  12. 7 The Gastrointestinal System
    (pp. 109-127)

    The mammalian gastrointestinal system is also known as the digestive tract or the enteric system. It is a complex system performing mechanical, secretory, digestive, absorptive, and excretory functions. Each of these is under the influence of local gastrointestinal reflexes as well as central feedback control mechanisms. Consider, for example, the medical problems a person might have if she ate three meals per day for several days without having a bowel movement. To prevent the intestinal storage of food wastes and the pathogens they support, a wide variety of gastrointestinal reflexes exist. In the well-tuned, normally functioning mammalian digestive tract, shortly...

  13. 8 The Reproductive System
    (pp. 128-137)

    The human reproductive system consists of internal and external organs that help identify one’s phenotype or degree of maleness or femaleness. The reproductive system is a complex organ system that begins to develop and differentiate early after conception. There are both physical and physiological differences between male and female genders. Males tend to have thick facial hair while women tend to develop breasts. But they are only subtly different or even the same at times in human development and maturation. For example, in the first several weeks postfertilization, the gonads are not yet sexually determined and can potentially develop as...

  14. 9 The Immune System
    (pp. 138-150)

    Our bodies are continuously bombarded by a variety of infectious pathogens including but not limited to bacteria, fungi, molds, parasites, spores, and viruses. Many of these circulate in the atmosphere as airborne matter. Their concentrations and varieties can vary regionally in any country or clime. But they are also normal inhabitants of the skin, the mouth, the respiratory passages, the GI tract, the urinary tract, and the lining membranes of the eyes. They regularly compromise physiological functions of the cells, tissues, and organs, but when invading deeper body tissues en masse they can and do cause serious pathological conditions including...

  15. 10 Muscle Function
    (pp. 151-161)

    In chapter 1, I described the relationship between structure and function using two examples, muscles and kidneys, to illustrate. Structurally, muscle can be broadly classified as either striated or nonstriated. The two kinds of striated muscle are skeletal and cardiac. Nonstriated muscle is further characterized as visceral smooth muscle or vascular smooth muscle. Smooth muscle does not contain well-defined striations and is most commonly found in hollow tubular structures such as blood vessels, gut walls, and fallopian tubes. As well as the above distinctions, scientists classify different muscle types according to both physiological function and metabolic pathways for energy production...

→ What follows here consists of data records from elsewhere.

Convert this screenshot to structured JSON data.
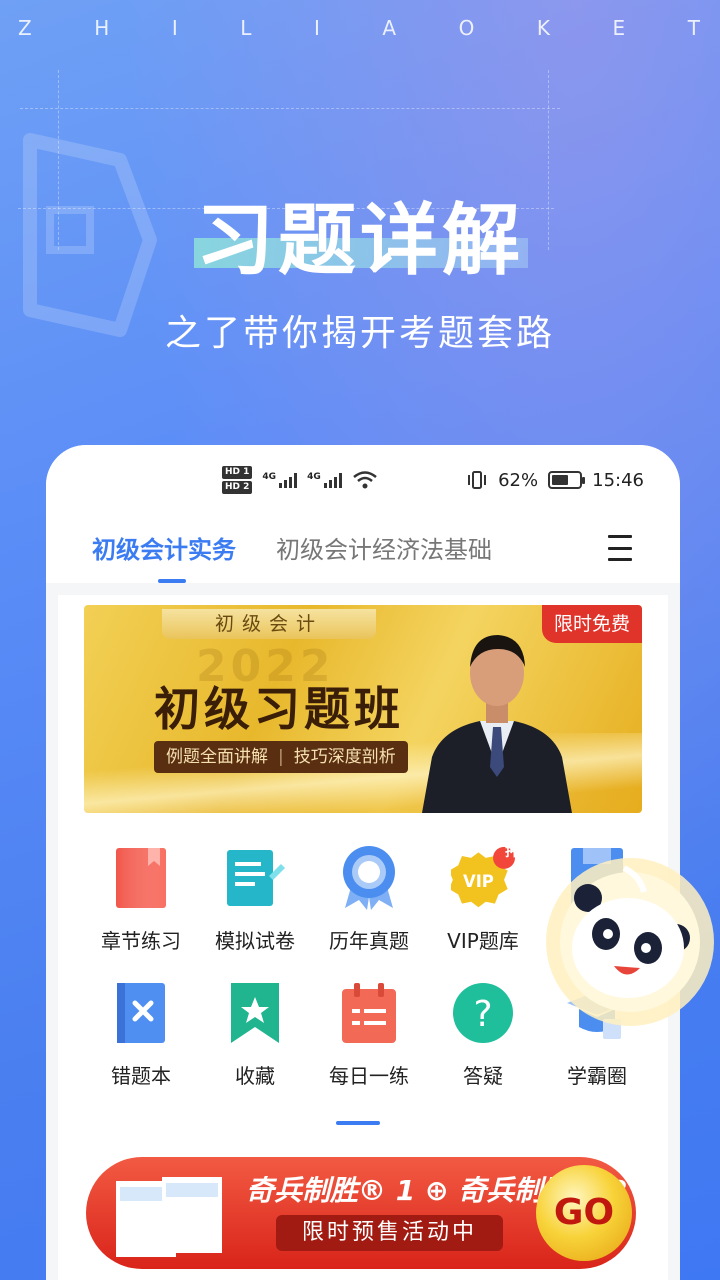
{
  "brand_letters": [
    "Z",
    "H",
    "I",
    "L",
    "I",
    "A",
    "O",
    "K",
    "E",
    "T"
  ],
  "headline": "习题详解",
  "subline": "之了带你揭开考题套路",
  "status_bar": {
    "hd1": "HD 1",
    "hd2": "HD 2",
    "net1": "4G",
    "net2": "4G",
    "battery_percent": "62%",
    "battery_level": 0.62,
    "time": "15:46"
  },
  "tabs": [
    {
      "label": "初级会计实务",
      "active": true
    },
    {
      "label": "初级会计经济法基础",
      "active": false
    }
  ],
  "banner": {
    "tag": "初级会计",
    "year": "2022",
    "title": "初级习题班",
    "pill_left": "例题全面讲解",
    "pill_sep": "|",
    "pill_right": "技巧深度剖析",
    "badge": "限时免费"
  },
  "grid": [
    {
      "label": "章节练习",
      "icon": "book-icon"
    },
    {
      "label": "模拟试卷",
      "icon": "exam-paper-icon"
    },
    {
      "label": "历年真题",
      "icon": "medal-icon"
    },
    {
      "label": "VIP题库",
      "icon": "vip-icon",
      "badge": "押"
    },
    {
      "label": "",
      "icon": "notebook-icon"
    },
    {
      "label": "错题本",
      "icon": "wrong-notebook-icon"
    },
    {
      "label": "收藏",
      "icon": "bookmark-star-icon"
    },
    {
      "label": "每日一练",
      "icon": "calendar-icon"
    },
    {
      "label": "答疑",
      "icon": "question-icon"
    },
    {
      "label": "学霸圈",
      "icon": "graduation-cap-icon"
    }
  ],
  "promo": {
    "line1": "奇兵制胜® 1 ⊕ 奇兵制胜® 2",
    "line2": "限时预售活动中",
    "go": "GO"
  },
  "colors": {
    "accent": "#3b7cf2",
    "banner_gold": "#e8b82c",
    "promo_red": "#d9241a"
  }
}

  16. 11 Integrated Physiological Responses
    (pp. 162-169)

    At the turn of the twenty-first century, all things physiology were about integration. This means understanding mechanisms from molecular to whole animal levels. Such knowledge allows science to be quickly transferred from the laboratory bench to the hospital bed (translational physiology). Regulation of circulating blood volume is one such topic.

    Hemorrhagic shock such as occurs in combat or in automobile accidents reduces the circulating volume of blood and causes hypovolemic hypotension. This has far-reaching consequences for the body and survival. It also exemplifies how multiple organs and systems respond in a coordinated fashion when the physiological homeostasis of the cardiovascular...

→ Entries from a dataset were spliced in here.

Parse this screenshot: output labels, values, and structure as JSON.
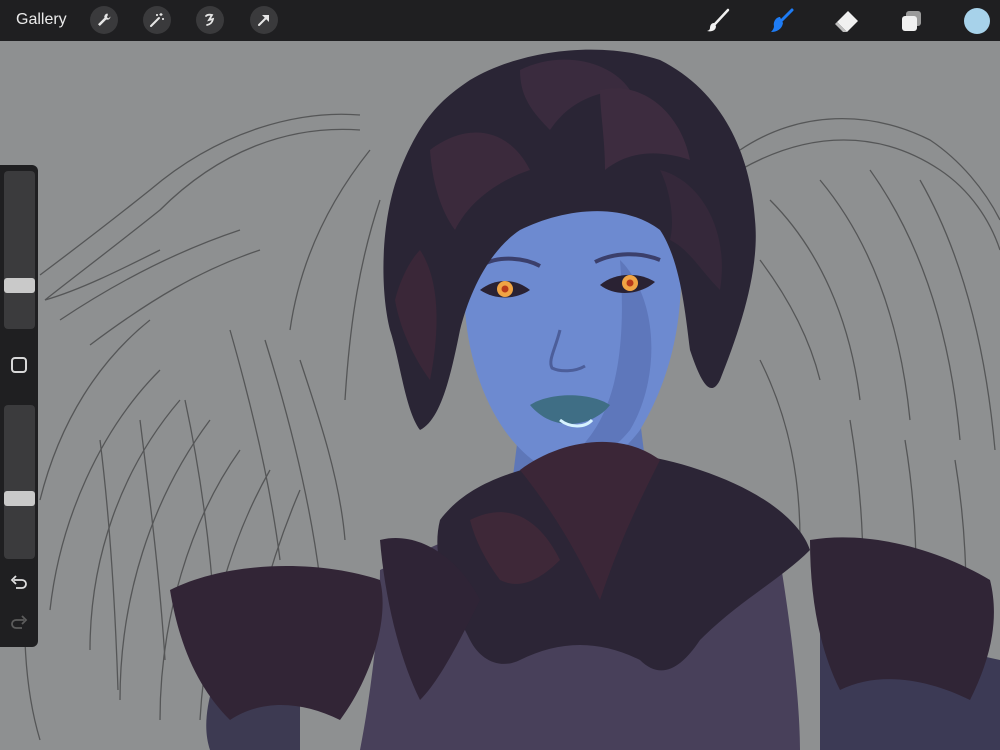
{
  "topbar": {
    "gallery_label": "Gallery",
    "left_tools": [
      "wrench-icon",
      "magic-wand-icon",
      "selection-icon",
      "transform-arrow-icon"
    ],
    "right_tools": [
      "brush-icon",
      "smudge-icon",
      "eraser-icon",
      "layers-icon"
    ],
    "active_tool": "smudge",
    "active_color": "#a7d2ea",
    "accent_color": "#1e7cf5"
  },
  "sidebar": {
    "brush_size_level": 0.25,
    "opacity_level": 0.38
  }
}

  17. 12 For the Record
    (pp. 170-184)

    It has been said that records are made to be broken. Of course this has general reference to sports and athletics. Still, it can apply to physiology, to your own health records, and to the records you teach your patients and clients to keep.

    Physiology, like all sciences, is a science of record keeping. Some of the records are known as data. Above all else that they do, physiologists are first and foremost writers. Through the centuries, they have collected their records in different forms such as handwritten on paper, ink-drawn polygraphs, heat-inscribed tracings, and electronic files. Physiologists call the...

    (pp. 185-198)
    (pp. 199-208)
  20. INDEX
    (pp. 209-220)
  21. Back Matter
    (pp. 221-222)